Fausto Melotti: I magnifici sette
May 9 - July 30, 2010
New York | 21st Street
Gladstone Gallery is pleased to announce I magnifici sette by Italian artist Fausto Melotti. A quiet presence throughout the twentieth century, Melotti began exhibiting his work in the 1930s after studying both music and science. Primarily known for sculpture, his initial ceramic Teatrini—poetic dioramas in which lyrical figuration populates miniature theaters—gave way in the 1950s to abstract works composed of elegantly composed brass, wire, and other metals. His background informed his new formal language in which the plastic manifestation of material and form found a corollary in the almost mathematical elegance of both the rhythms and visual structures of music and musical notation. As Melotti said, “Art is an angelic, geometric feeling. It addresses the intellect, not the senses.” In his works, poetic structures of feeling find a medium in response to self-contained abstract forms regardless of haptic modeling, much in the way music conveys meaning through an immaterial sonic construction.
This exhibition will present one monumental work I magnifici sette (The magnificent seven), 1973, a brass and stainless steel sculpture in which seven abstract forms recall the seven disciplines classically defined as the liberal arts—the fields of study that the ancient Greeks thought allowed for a rational understanding of the world. In Melotti’s depiction, seven window-like forms contain rhythmic patterns of geometries bound less by platonic ideals than by a more lyrical contemplation of composition, balance, and order. Recalling non-western forms of musical notation, this sculpture’s quasi-linguistic ordering provokes both contemplation and a necessary respect for the universal presence of the unexpected and uncertain. Of this poetic sensibility of uncertainty Melotti said in his 1963 aphorism: “It is not for us to know, though a genius might, whether the thousand effervescent thoughts, so much in contrast today, like never before, are beginning to agree like the voices in a choir, to finally emerge together in a single voice or whether it shall all collapse in a dark torrent…. We would be content if it were the wind of the Elysian fields, shaking and rattling the empty and sensitive pipes.”
Born in Rovereto, Italy, to a musical family, Fausto Melotti (1901-1986) began studying music, mathematics and physics before enrolling at the prestigious Accademia di Belle Arti di Brera in Milan where he befriended fellow artist Lucio Fontana.
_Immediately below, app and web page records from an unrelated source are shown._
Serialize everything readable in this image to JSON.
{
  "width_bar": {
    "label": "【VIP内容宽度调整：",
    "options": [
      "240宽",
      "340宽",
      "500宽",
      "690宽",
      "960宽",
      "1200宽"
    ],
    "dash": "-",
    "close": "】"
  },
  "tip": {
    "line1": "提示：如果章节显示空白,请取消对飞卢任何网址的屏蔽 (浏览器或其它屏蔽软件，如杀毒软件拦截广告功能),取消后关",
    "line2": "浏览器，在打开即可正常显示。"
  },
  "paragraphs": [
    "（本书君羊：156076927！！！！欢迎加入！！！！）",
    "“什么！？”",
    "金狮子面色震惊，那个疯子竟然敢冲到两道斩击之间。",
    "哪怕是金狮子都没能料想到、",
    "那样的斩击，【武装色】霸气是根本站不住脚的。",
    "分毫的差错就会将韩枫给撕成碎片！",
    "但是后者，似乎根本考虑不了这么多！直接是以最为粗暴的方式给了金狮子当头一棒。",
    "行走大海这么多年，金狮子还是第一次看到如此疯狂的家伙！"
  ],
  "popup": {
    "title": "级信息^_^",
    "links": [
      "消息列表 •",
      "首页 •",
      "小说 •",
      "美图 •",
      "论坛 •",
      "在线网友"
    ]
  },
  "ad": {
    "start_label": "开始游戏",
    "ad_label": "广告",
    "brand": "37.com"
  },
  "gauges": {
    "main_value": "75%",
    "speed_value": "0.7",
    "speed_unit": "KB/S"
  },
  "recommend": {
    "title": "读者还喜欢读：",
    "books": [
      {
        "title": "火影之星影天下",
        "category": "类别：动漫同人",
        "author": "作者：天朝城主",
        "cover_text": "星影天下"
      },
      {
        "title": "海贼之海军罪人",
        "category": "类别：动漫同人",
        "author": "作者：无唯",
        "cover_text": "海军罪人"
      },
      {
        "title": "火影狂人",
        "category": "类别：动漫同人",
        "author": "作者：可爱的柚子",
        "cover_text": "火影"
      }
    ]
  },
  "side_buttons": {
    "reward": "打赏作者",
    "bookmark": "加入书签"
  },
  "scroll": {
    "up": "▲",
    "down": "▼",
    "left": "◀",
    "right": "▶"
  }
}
His first exhibition was at the Galleria del Milione in Milan in 1935. The Museum am Ostwall Dortmund held the first retrospective of his work in 1971. He exhibited in both Italy and abroad up until his death. The1986 Venice Biennale opened with a major exhibition of Melotti’s work, earning him a posthumous Leone d’Oro.